- EXERCISE -
Some lines in the material below hold the word "JSON". Copy all of them.

- RECORDS PROVIDED -
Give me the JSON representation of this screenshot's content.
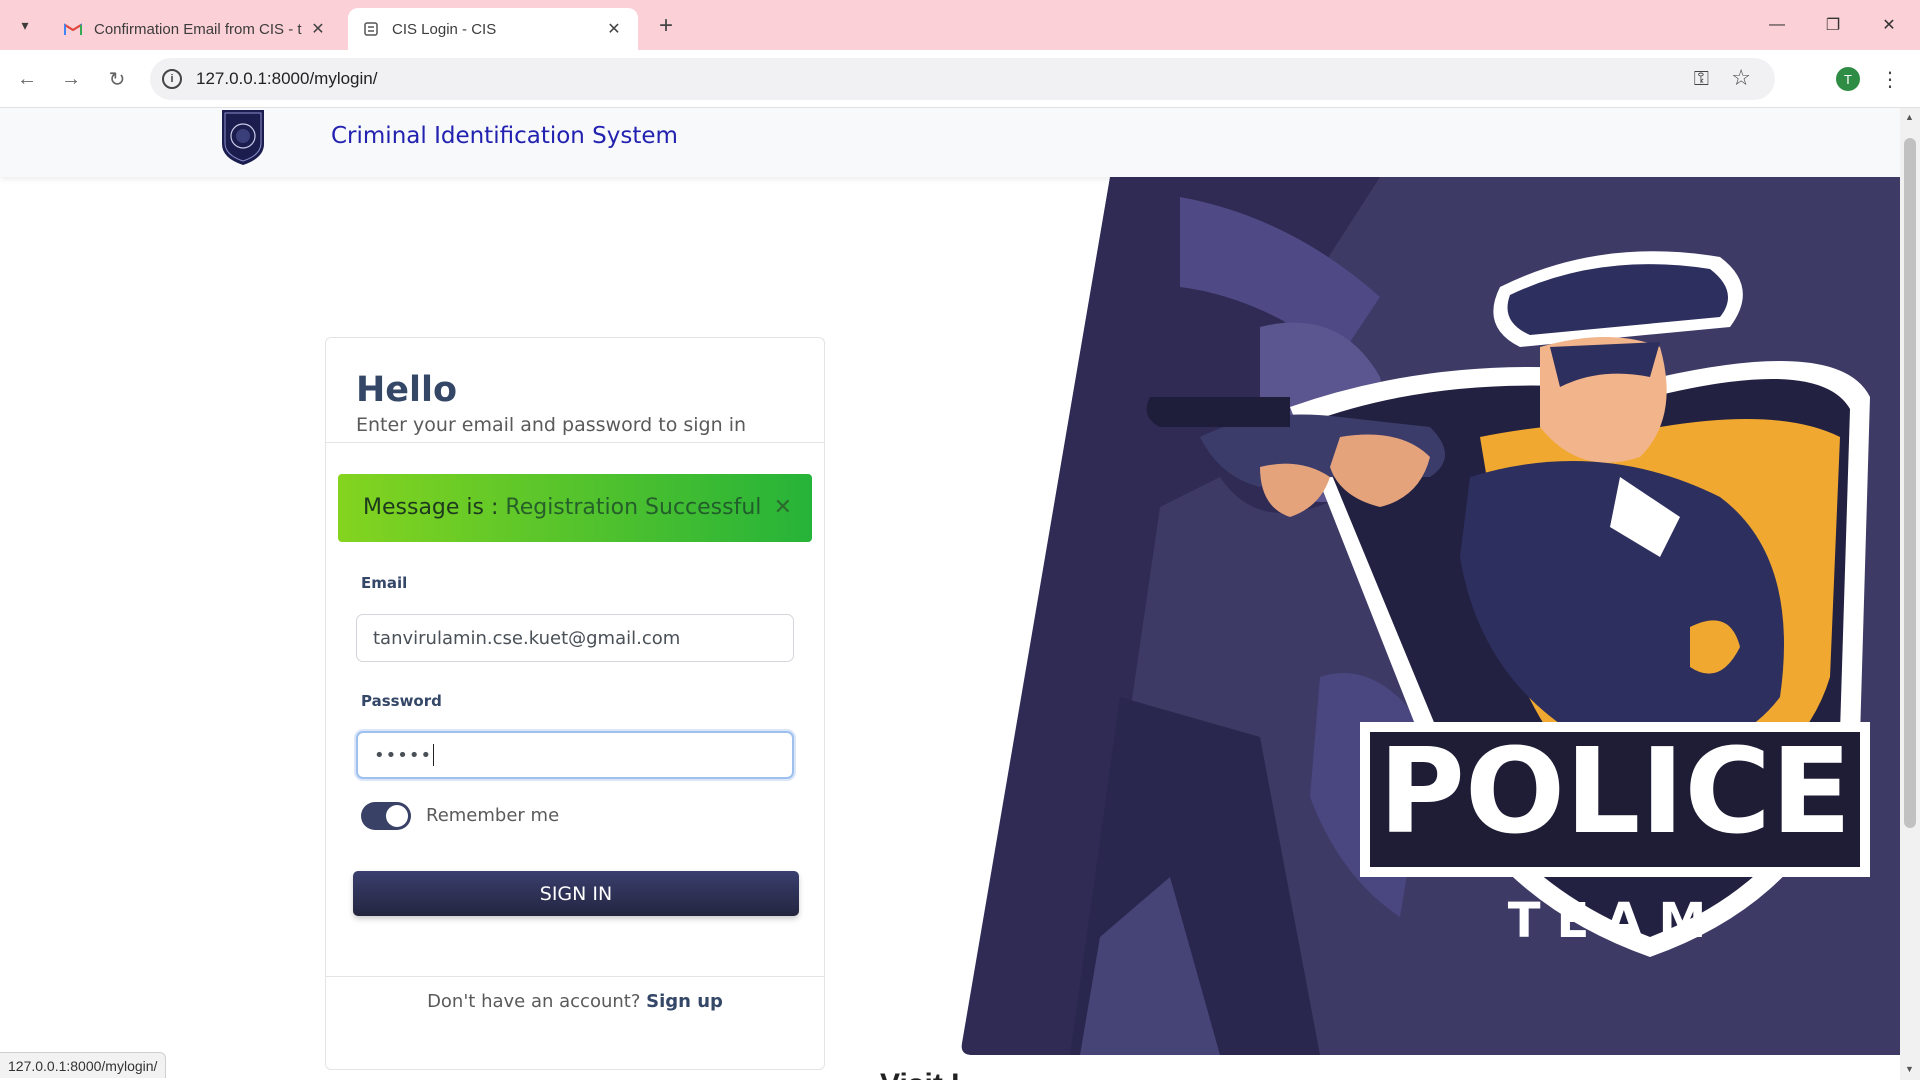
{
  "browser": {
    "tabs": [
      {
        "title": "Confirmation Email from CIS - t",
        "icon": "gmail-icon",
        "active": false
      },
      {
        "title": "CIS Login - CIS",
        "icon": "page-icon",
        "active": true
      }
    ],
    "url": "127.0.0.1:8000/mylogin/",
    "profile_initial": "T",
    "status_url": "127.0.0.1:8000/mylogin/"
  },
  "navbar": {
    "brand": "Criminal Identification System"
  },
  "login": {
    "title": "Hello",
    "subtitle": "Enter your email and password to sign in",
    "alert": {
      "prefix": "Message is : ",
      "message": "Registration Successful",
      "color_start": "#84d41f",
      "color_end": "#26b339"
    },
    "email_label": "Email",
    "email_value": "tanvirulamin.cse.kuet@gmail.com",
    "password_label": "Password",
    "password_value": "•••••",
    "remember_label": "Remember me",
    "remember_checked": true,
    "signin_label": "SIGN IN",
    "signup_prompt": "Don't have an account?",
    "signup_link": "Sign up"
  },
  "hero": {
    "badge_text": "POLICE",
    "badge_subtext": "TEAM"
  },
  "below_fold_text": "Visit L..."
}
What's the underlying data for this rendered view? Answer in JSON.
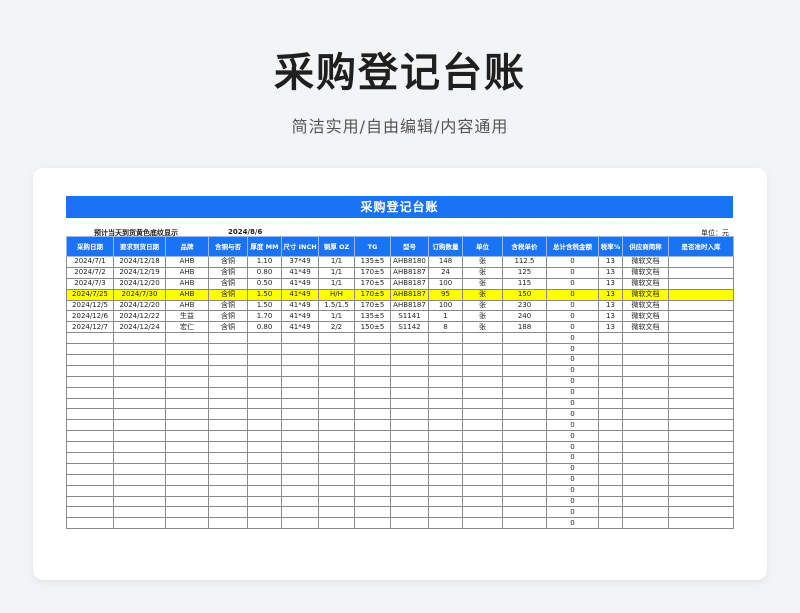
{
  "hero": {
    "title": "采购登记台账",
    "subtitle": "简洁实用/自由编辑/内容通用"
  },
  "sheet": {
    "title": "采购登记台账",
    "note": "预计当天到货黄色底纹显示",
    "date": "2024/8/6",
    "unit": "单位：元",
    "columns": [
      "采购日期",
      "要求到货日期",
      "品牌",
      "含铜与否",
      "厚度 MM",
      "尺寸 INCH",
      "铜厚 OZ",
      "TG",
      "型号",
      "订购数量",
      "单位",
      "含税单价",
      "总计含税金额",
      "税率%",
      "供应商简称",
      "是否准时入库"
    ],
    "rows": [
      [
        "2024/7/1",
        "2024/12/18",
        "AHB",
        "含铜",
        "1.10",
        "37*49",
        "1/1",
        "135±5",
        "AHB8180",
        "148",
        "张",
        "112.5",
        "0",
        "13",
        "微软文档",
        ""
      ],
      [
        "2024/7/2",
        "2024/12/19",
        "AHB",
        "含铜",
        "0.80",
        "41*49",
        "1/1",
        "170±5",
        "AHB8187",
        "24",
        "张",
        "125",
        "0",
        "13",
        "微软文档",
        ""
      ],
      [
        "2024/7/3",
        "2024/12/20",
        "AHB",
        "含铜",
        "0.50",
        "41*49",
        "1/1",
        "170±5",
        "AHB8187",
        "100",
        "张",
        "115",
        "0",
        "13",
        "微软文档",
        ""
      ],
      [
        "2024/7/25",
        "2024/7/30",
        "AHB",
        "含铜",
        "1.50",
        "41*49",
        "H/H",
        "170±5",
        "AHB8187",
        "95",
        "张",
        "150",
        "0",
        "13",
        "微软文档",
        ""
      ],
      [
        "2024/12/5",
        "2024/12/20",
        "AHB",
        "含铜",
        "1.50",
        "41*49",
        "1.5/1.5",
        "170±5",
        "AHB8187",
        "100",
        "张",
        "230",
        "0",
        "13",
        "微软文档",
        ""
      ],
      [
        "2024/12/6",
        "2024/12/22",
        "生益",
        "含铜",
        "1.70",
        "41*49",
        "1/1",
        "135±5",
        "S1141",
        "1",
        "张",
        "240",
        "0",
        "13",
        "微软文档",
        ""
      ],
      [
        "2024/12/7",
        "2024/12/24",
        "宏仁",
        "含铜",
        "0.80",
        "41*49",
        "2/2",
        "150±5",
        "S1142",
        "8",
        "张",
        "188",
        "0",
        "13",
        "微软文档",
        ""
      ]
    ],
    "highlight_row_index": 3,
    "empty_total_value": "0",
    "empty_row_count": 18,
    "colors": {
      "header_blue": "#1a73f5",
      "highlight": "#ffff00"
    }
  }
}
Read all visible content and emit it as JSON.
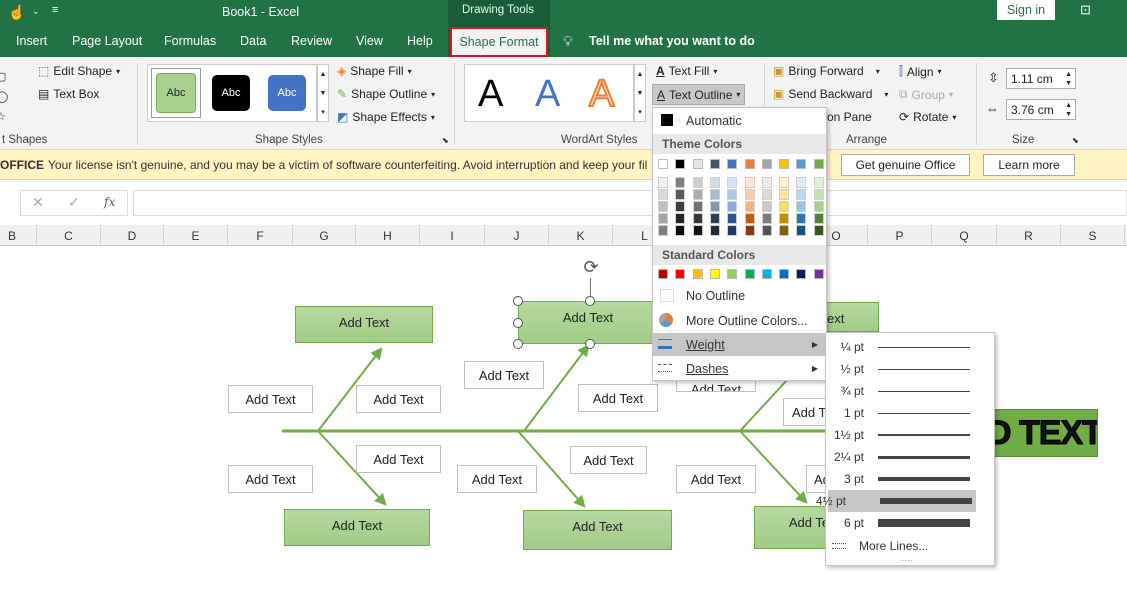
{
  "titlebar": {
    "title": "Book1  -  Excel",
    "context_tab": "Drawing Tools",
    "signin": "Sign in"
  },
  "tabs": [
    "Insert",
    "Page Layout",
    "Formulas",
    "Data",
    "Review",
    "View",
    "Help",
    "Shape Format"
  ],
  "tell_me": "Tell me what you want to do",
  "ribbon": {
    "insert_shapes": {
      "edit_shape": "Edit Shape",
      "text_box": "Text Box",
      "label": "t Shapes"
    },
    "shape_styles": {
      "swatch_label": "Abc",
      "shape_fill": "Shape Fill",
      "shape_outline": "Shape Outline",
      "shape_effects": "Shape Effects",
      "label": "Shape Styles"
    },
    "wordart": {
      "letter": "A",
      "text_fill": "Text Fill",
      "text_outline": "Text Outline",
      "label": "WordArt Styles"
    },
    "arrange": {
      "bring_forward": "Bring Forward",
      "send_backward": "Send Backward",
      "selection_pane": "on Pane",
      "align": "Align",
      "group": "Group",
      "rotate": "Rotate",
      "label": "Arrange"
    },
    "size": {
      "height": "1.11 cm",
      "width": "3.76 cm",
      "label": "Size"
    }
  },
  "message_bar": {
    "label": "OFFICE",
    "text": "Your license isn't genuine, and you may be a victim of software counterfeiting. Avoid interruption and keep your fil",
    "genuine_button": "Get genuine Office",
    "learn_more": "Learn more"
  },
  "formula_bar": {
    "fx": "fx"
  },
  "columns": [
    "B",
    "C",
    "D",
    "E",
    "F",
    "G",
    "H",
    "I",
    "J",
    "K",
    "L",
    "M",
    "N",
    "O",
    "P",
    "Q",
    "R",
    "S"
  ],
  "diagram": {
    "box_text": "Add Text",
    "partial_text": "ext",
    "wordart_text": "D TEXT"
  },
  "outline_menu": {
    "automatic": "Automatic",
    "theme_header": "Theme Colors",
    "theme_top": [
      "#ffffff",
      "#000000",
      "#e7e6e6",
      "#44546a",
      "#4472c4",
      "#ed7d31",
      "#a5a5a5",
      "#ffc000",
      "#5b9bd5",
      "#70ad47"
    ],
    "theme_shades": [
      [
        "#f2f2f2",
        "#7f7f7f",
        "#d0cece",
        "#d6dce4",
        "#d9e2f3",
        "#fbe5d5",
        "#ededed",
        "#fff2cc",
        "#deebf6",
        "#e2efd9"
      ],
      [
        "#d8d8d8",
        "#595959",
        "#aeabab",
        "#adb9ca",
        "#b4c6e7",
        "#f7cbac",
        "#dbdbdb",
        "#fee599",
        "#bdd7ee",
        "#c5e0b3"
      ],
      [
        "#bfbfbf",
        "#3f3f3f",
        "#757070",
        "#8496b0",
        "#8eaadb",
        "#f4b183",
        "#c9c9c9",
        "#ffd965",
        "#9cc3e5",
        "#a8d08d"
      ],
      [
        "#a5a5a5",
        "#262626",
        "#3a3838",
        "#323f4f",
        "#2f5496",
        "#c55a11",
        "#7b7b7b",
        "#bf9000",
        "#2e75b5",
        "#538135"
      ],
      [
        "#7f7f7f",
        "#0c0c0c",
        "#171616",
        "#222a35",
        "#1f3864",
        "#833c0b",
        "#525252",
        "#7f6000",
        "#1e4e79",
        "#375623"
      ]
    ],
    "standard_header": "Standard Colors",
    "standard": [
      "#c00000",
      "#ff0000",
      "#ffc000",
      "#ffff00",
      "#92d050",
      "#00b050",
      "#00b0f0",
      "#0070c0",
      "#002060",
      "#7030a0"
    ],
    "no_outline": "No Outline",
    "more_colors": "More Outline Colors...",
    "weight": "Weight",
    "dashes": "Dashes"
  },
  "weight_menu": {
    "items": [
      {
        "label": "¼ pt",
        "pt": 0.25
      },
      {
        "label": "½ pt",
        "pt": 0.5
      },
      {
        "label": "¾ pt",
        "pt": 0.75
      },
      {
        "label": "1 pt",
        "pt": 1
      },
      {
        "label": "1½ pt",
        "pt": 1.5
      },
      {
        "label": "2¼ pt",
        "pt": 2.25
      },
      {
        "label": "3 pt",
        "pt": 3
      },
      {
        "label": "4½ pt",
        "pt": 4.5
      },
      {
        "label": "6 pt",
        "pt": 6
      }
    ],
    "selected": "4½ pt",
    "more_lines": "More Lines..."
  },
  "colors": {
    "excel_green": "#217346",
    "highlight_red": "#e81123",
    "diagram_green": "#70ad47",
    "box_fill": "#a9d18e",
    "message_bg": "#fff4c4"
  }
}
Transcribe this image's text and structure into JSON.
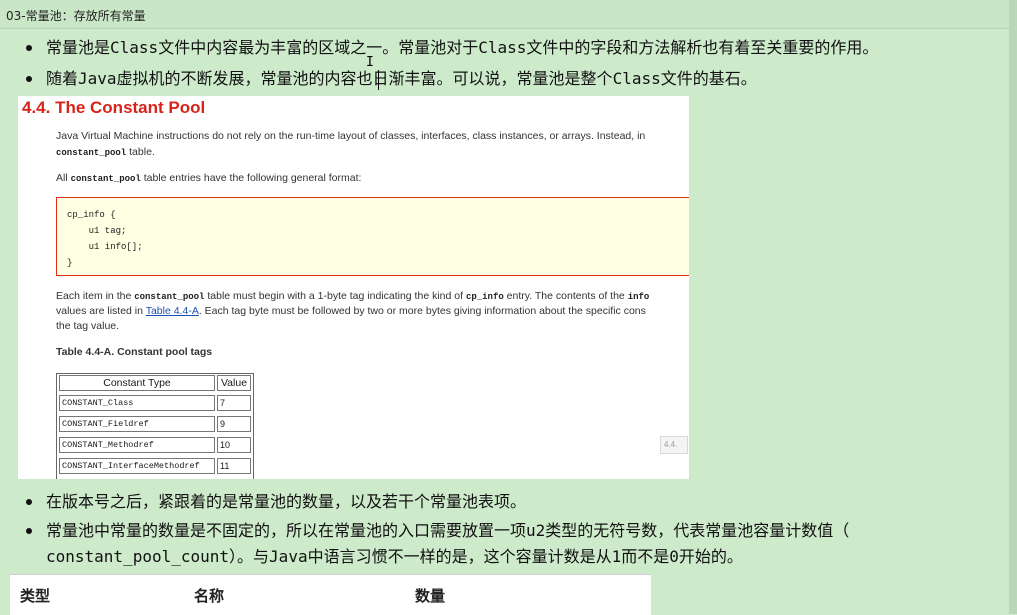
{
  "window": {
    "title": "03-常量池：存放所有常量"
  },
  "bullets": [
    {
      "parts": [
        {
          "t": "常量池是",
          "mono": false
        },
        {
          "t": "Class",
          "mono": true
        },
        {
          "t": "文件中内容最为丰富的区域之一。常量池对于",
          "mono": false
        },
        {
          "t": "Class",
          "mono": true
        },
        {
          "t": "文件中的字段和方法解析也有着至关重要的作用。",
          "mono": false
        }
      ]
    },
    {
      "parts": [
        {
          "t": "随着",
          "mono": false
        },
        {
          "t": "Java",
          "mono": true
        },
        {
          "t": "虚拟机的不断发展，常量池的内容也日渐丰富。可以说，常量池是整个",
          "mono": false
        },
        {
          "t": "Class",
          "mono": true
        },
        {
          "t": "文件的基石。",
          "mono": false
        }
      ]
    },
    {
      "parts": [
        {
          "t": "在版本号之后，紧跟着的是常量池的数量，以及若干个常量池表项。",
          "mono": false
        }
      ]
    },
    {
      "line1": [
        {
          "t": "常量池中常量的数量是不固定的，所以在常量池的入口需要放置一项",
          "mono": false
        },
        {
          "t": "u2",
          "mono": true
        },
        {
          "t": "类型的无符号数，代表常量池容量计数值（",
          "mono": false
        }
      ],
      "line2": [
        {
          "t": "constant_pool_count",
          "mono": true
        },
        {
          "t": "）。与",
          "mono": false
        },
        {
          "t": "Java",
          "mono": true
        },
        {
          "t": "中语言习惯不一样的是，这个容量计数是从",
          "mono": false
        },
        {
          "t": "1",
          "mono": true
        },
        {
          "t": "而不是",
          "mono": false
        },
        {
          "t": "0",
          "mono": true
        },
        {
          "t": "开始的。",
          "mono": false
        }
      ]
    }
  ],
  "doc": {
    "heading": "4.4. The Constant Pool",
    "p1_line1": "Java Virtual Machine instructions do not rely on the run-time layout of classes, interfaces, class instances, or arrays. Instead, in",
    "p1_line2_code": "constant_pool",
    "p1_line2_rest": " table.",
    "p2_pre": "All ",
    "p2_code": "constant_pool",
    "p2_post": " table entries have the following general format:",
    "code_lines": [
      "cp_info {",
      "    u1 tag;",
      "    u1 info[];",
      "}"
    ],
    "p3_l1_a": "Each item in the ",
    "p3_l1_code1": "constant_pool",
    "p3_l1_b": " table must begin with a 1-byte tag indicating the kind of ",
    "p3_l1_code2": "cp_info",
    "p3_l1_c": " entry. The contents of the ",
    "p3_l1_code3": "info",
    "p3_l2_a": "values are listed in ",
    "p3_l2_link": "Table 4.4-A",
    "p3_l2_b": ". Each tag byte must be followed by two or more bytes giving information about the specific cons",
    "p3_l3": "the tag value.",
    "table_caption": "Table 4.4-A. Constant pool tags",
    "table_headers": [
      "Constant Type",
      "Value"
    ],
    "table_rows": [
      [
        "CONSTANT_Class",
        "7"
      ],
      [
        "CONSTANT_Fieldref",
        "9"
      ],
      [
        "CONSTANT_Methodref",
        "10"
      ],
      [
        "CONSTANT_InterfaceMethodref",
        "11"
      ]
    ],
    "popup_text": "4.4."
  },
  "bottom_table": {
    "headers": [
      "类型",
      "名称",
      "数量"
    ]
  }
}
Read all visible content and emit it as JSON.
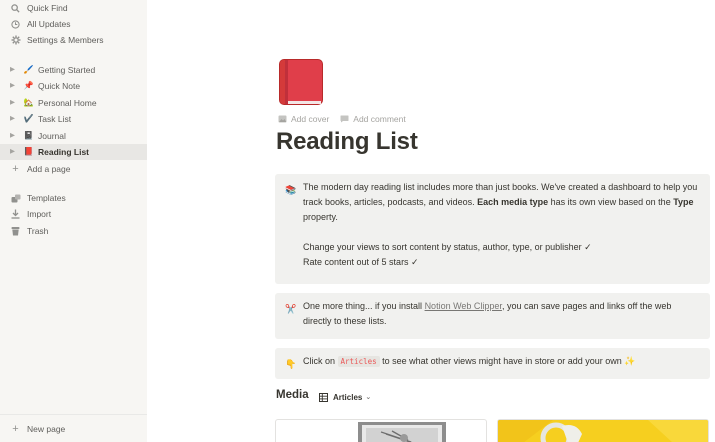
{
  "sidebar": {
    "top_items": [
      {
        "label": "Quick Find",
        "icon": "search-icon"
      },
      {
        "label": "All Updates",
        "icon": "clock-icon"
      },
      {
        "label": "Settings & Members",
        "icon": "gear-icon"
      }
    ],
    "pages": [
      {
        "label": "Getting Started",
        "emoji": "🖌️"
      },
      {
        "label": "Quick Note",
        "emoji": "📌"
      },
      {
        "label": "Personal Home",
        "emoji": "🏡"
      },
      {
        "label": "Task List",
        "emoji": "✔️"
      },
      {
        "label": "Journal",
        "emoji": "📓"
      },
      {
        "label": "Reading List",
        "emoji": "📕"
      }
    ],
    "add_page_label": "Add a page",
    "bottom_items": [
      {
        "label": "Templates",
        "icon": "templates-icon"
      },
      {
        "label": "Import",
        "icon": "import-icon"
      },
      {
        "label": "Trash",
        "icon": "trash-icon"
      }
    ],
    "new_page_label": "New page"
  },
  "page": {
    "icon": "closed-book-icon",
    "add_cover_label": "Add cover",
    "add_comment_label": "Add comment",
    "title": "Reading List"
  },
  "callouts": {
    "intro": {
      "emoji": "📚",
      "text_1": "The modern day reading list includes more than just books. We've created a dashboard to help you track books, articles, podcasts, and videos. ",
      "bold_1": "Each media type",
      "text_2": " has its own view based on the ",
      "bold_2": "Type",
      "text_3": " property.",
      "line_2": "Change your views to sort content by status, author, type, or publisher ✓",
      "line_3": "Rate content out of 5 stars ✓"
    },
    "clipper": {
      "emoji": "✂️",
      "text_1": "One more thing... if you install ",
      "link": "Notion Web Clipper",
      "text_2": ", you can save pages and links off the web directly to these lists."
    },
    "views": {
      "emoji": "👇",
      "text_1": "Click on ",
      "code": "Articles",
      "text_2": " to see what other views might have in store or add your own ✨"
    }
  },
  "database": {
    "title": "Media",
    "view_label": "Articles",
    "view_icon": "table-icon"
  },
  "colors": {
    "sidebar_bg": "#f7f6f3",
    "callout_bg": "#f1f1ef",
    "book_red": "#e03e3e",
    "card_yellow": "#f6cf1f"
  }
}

- OUTPUT FOR THIS TASK -
Give me the JSON representation of this screenshot's content.
What's the underlying data for this rendered view? Answer in JSON.
Read all visible content and emit it as JSON.
Transcribe this image's text and structure into JSON.
Read all visible content and emit it as JSON.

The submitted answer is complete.